(Interface dataset entries):
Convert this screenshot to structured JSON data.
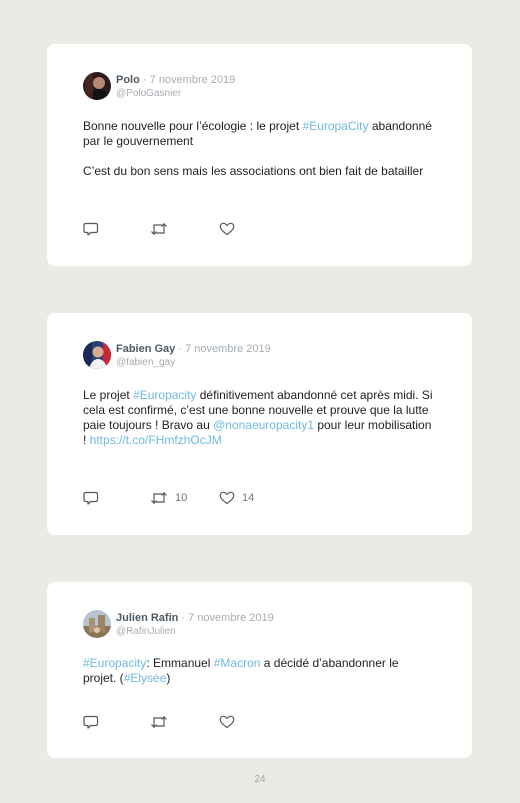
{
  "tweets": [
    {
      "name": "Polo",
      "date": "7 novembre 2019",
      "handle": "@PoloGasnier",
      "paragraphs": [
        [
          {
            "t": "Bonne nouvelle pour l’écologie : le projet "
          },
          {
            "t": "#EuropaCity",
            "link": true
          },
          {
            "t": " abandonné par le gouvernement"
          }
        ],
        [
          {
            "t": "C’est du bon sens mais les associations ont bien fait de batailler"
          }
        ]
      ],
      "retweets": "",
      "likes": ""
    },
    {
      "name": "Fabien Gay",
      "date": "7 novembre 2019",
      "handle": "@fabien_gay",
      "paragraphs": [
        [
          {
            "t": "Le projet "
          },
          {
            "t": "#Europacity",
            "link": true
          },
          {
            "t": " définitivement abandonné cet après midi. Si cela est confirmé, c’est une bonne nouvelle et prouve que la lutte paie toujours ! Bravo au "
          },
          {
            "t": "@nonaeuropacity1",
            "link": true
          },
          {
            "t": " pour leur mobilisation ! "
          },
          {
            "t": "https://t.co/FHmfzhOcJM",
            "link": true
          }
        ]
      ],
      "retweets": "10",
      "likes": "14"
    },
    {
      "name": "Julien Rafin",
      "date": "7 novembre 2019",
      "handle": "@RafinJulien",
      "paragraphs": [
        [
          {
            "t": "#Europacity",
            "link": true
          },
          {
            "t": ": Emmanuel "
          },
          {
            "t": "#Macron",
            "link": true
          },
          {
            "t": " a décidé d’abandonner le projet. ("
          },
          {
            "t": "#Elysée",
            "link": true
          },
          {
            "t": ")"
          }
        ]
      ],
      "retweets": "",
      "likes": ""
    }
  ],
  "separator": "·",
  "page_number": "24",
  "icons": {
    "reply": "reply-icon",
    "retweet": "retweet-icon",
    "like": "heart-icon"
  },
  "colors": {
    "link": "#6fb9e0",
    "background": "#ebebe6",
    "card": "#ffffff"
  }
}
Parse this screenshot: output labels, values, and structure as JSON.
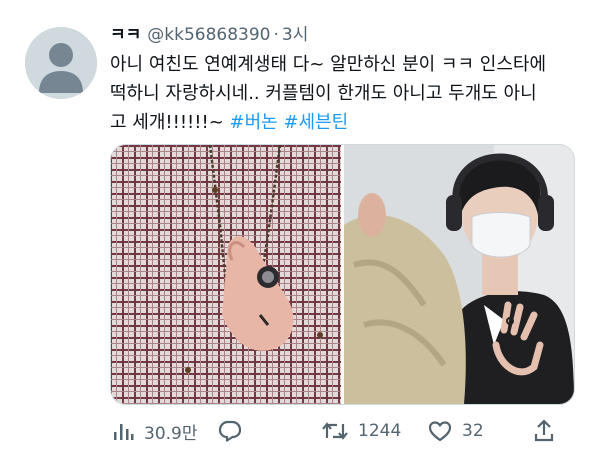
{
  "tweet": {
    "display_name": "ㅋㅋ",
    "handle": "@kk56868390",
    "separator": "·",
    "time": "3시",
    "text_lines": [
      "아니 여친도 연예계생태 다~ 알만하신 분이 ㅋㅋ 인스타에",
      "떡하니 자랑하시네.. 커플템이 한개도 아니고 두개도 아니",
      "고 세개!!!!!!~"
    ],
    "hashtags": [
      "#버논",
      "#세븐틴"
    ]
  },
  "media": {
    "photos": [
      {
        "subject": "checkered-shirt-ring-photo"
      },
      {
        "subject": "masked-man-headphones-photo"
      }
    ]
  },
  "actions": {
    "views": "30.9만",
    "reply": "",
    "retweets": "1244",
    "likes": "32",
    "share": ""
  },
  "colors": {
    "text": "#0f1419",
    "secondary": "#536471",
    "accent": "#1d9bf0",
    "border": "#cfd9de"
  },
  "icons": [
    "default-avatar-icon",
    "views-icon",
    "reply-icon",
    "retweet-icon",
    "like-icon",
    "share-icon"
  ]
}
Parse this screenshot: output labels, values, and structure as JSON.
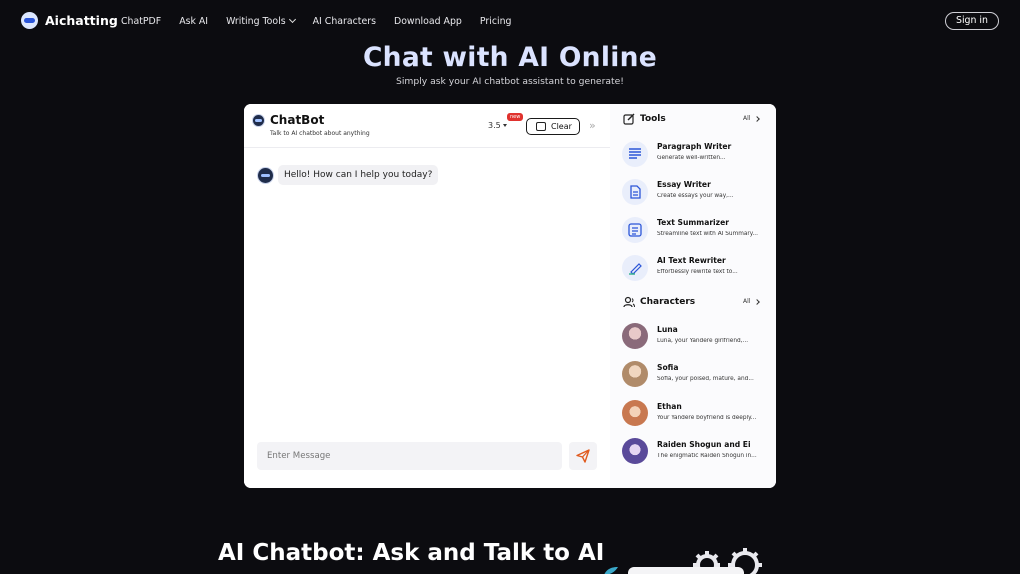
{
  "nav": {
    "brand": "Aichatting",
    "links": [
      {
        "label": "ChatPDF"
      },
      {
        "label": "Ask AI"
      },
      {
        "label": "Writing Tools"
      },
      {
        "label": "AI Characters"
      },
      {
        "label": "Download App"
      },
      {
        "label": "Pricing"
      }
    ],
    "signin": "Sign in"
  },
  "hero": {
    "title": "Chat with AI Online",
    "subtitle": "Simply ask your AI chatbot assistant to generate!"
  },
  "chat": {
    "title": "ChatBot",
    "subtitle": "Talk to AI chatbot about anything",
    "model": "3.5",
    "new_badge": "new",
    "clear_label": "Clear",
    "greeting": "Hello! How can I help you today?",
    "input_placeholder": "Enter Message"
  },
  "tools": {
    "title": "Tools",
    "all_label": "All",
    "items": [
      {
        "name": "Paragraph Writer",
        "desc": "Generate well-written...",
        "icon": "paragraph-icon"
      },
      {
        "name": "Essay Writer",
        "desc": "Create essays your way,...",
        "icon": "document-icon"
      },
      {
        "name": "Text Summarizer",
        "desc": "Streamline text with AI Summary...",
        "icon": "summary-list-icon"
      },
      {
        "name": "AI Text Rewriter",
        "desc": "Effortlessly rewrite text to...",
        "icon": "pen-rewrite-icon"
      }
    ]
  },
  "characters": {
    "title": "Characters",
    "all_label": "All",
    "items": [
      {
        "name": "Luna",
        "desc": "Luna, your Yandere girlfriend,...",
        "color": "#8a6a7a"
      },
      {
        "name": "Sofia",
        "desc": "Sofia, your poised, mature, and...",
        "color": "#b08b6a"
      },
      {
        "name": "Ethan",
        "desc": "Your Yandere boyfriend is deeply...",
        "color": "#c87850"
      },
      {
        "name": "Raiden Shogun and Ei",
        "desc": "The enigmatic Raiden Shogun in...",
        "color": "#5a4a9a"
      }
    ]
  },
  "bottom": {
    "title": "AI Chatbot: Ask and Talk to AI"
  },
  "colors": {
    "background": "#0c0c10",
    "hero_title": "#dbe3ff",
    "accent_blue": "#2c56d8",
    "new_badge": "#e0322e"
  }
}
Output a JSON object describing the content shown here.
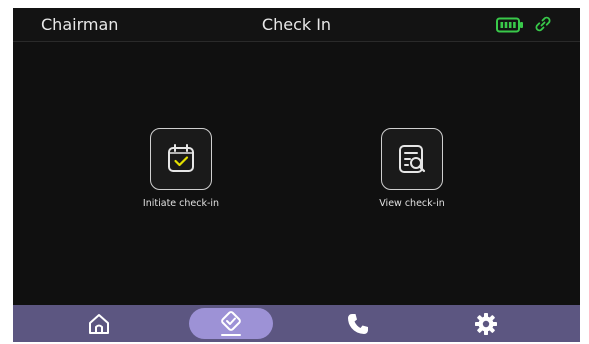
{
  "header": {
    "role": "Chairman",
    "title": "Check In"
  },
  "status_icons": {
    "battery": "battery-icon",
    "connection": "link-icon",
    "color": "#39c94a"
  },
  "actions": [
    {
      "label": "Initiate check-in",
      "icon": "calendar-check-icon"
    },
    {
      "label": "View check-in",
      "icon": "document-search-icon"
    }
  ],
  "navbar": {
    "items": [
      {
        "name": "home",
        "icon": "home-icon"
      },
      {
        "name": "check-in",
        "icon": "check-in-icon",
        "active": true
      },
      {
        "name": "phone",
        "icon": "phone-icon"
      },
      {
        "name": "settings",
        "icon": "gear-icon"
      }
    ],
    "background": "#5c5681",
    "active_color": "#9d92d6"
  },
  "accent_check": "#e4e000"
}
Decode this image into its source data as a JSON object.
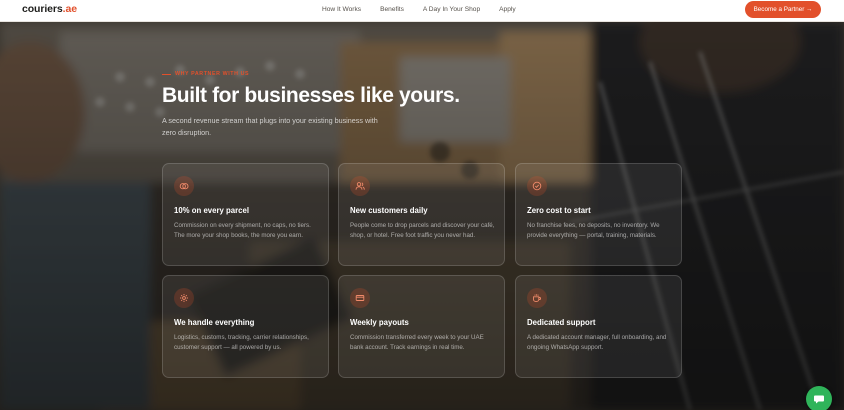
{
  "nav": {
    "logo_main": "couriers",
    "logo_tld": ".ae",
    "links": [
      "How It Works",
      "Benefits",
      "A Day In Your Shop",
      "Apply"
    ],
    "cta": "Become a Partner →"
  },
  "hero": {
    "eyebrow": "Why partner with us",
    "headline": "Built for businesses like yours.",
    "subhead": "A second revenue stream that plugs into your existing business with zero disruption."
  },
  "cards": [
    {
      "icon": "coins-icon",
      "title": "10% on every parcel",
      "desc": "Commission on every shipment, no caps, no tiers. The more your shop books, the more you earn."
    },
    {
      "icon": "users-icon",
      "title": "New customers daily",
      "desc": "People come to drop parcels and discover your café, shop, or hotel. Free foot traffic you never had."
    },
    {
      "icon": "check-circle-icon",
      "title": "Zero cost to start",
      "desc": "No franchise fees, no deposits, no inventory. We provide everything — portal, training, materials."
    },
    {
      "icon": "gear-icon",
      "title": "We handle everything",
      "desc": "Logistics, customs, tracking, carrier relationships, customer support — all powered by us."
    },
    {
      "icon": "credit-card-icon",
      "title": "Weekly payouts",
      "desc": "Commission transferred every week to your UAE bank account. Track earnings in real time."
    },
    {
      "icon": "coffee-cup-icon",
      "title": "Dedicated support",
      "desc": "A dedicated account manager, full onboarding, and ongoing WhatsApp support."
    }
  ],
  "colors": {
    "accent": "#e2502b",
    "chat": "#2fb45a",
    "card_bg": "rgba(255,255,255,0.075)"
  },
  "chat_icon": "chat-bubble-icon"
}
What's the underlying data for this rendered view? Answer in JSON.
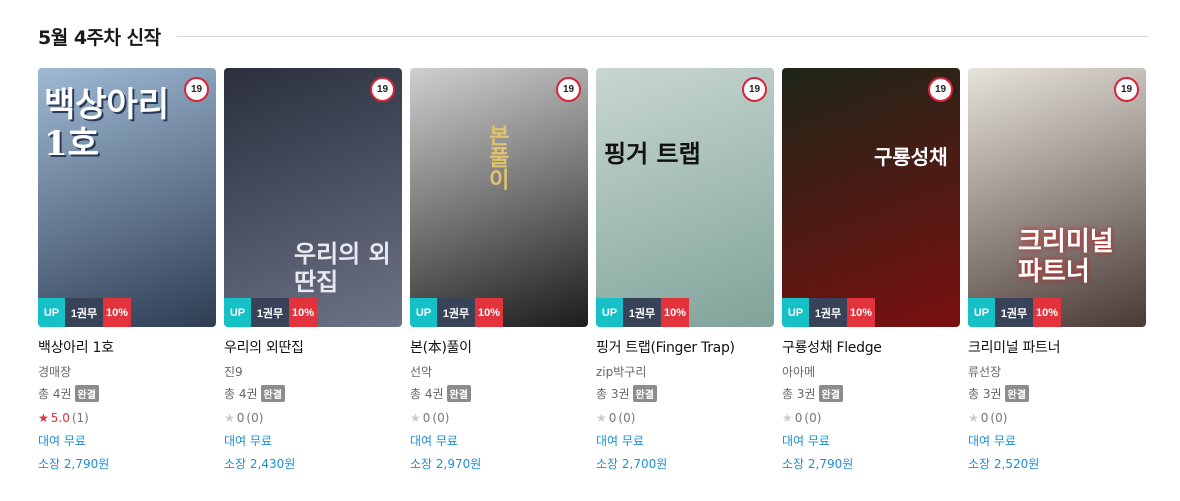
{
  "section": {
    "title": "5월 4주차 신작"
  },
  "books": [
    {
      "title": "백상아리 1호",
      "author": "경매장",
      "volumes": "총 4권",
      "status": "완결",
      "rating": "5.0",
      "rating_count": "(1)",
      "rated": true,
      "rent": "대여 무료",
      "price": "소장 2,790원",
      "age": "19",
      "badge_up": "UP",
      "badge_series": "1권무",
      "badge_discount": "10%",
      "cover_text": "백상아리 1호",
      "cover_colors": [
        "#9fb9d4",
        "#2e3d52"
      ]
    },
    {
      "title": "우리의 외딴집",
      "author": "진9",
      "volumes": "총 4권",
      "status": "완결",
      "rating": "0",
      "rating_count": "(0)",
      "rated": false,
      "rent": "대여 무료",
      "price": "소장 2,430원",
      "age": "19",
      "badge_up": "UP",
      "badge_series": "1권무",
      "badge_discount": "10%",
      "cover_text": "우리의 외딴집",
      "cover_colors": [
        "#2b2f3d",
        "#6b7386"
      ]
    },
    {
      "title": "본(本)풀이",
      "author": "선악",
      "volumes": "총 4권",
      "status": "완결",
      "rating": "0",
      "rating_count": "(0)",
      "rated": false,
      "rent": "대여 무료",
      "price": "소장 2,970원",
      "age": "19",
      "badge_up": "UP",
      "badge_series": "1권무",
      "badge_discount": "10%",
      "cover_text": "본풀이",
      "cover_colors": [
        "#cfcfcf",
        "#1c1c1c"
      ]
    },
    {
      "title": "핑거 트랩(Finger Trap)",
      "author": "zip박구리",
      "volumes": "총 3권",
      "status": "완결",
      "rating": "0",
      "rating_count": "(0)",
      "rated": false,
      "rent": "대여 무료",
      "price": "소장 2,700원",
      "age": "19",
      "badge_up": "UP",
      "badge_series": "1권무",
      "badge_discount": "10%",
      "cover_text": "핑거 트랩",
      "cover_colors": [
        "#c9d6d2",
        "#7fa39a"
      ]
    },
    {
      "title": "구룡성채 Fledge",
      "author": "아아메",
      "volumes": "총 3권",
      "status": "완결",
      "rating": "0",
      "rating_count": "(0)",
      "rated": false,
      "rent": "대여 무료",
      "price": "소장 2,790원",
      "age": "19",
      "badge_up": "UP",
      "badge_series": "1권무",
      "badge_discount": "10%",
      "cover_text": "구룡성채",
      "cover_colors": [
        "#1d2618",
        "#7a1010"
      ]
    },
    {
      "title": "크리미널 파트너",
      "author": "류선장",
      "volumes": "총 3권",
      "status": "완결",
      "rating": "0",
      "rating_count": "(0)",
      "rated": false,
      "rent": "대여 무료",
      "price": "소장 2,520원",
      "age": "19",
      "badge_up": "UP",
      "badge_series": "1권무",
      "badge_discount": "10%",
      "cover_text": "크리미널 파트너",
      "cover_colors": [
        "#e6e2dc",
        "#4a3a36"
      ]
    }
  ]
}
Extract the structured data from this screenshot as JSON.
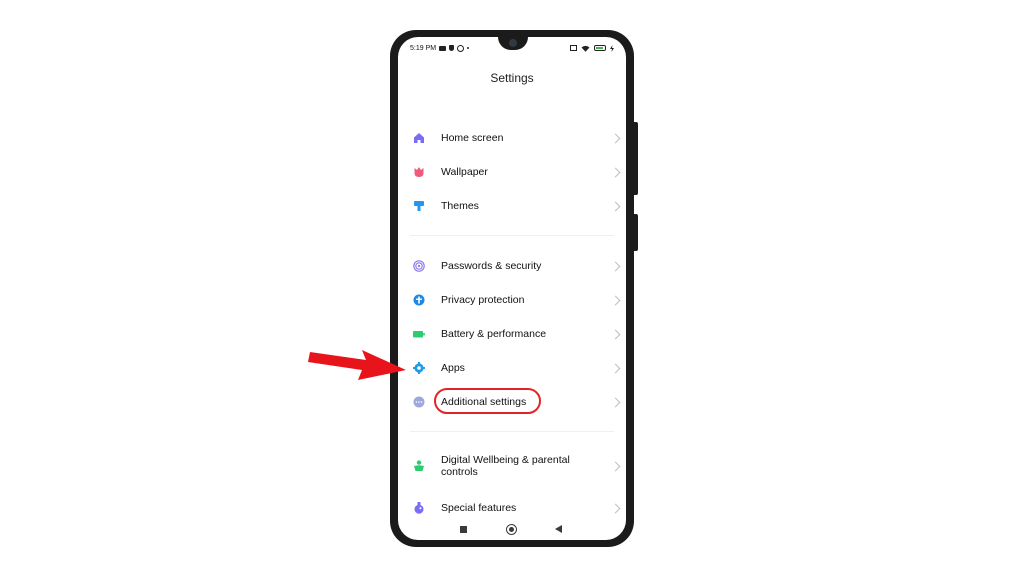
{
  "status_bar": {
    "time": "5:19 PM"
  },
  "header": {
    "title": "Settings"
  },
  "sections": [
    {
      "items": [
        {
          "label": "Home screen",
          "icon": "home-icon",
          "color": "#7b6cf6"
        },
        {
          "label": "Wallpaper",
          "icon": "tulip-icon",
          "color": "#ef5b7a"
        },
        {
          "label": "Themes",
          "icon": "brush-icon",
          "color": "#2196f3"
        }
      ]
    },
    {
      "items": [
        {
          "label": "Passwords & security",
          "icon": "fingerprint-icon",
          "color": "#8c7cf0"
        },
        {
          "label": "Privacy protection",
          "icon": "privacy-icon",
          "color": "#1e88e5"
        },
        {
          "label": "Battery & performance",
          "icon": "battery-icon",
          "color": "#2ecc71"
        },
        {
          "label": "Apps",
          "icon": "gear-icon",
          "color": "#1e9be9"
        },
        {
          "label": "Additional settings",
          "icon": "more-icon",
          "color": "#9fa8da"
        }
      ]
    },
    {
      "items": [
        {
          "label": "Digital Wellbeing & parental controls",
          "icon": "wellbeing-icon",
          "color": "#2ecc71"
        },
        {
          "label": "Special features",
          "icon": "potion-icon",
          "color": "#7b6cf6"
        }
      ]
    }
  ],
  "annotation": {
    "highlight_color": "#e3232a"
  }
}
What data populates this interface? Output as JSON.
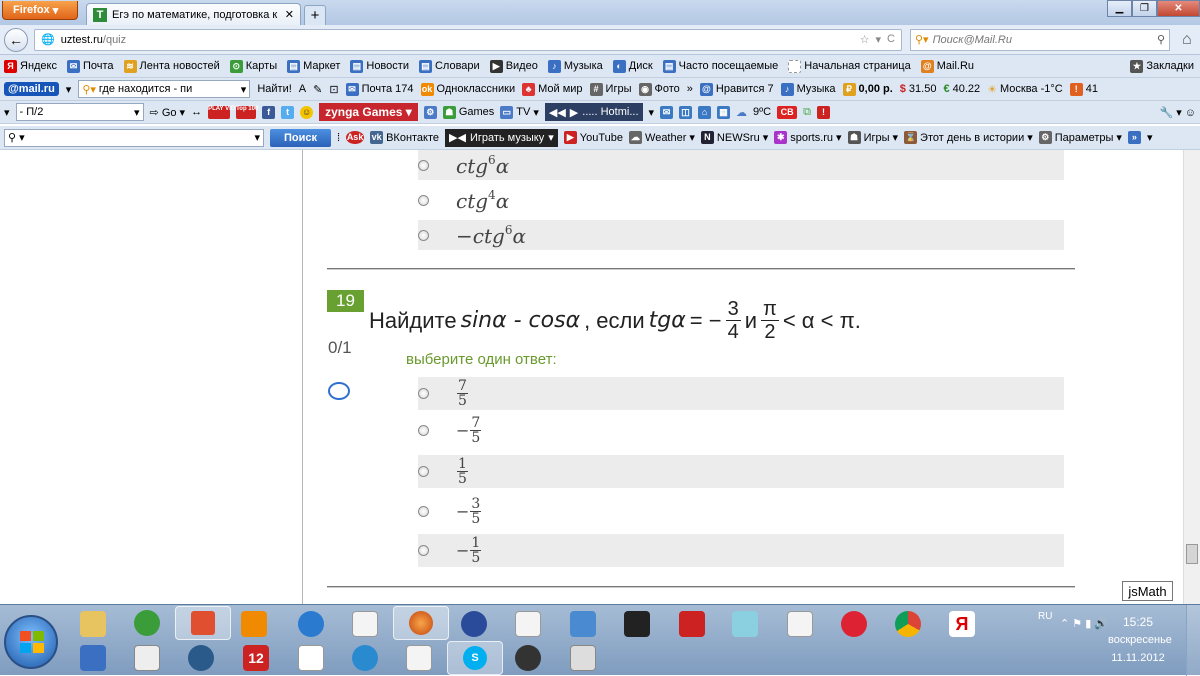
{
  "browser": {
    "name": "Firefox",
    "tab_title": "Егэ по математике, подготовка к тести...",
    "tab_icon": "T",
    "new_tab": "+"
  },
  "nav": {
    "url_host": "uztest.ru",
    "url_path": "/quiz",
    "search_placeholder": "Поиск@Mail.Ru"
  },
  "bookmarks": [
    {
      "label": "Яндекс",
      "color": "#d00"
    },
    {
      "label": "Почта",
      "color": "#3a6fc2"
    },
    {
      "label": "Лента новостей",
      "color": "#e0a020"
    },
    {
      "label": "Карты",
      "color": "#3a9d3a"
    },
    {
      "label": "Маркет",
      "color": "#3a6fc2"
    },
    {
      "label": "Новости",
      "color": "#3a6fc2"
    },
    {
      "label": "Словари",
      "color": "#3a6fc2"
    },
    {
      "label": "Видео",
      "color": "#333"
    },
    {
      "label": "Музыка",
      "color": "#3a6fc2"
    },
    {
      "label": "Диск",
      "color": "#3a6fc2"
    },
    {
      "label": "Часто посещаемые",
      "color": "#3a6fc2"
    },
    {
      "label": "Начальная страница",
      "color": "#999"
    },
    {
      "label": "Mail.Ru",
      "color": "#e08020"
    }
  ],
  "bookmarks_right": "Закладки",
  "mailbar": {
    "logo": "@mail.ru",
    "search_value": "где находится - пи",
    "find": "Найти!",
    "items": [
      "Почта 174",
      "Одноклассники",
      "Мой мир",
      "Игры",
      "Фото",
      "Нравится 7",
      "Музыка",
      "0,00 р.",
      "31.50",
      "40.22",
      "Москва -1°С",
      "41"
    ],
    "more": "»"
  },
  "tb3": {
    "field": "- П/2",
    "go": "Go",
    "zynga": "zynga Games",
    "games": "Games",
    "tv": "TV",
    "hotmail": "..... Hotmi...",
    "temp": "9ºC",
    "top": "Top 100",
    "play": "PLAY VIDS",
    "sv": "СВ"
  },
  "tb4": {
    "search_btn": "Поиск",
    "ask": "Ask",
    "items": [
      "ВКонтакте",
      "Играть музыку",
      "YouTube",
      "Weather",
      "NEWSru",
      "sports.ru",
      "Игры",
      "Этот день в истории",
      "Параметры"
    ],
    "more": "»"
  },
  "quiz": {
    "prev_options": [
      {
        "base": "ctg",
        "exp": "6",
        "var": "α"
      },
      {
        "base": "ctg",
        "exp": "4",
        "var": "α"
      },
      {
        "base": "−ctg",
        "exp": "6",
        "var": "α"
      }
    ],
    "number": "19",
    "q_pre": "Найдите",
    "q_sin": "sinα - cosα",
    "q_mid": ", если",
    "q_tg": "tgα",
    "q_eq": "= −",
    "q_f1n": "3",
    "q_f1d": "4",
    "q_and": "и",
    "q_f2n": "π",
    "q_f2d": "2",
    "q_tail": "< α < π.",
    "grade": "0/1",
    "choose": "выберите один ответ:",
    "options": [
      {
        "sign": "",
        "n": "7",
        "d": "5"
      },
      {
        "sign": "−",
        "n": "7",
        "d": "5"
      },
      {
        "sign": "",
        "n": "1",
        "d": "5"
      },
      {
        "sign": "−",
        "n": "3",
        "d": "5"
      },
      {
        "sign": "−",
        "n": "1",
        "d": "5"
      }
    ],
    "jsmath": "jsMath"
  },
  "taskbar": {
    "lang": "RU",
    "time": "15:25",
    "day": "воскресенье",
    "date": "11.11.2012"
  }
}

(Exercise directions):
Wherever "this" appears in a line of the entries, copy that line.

(Written answer):
Convert this screenshot to structured JSON data.
Parse this screenshot: output labels, values, and structure as JSON.
Parse this screenshot: output labels, values, and structure as JSON.
Decode this image into its source data as a JSON object.
What's the underlying data for this rendered view? Answer in JSON.
Extract the structured data from this screenshot as JSON.
What data populates this interface? Output as JSON.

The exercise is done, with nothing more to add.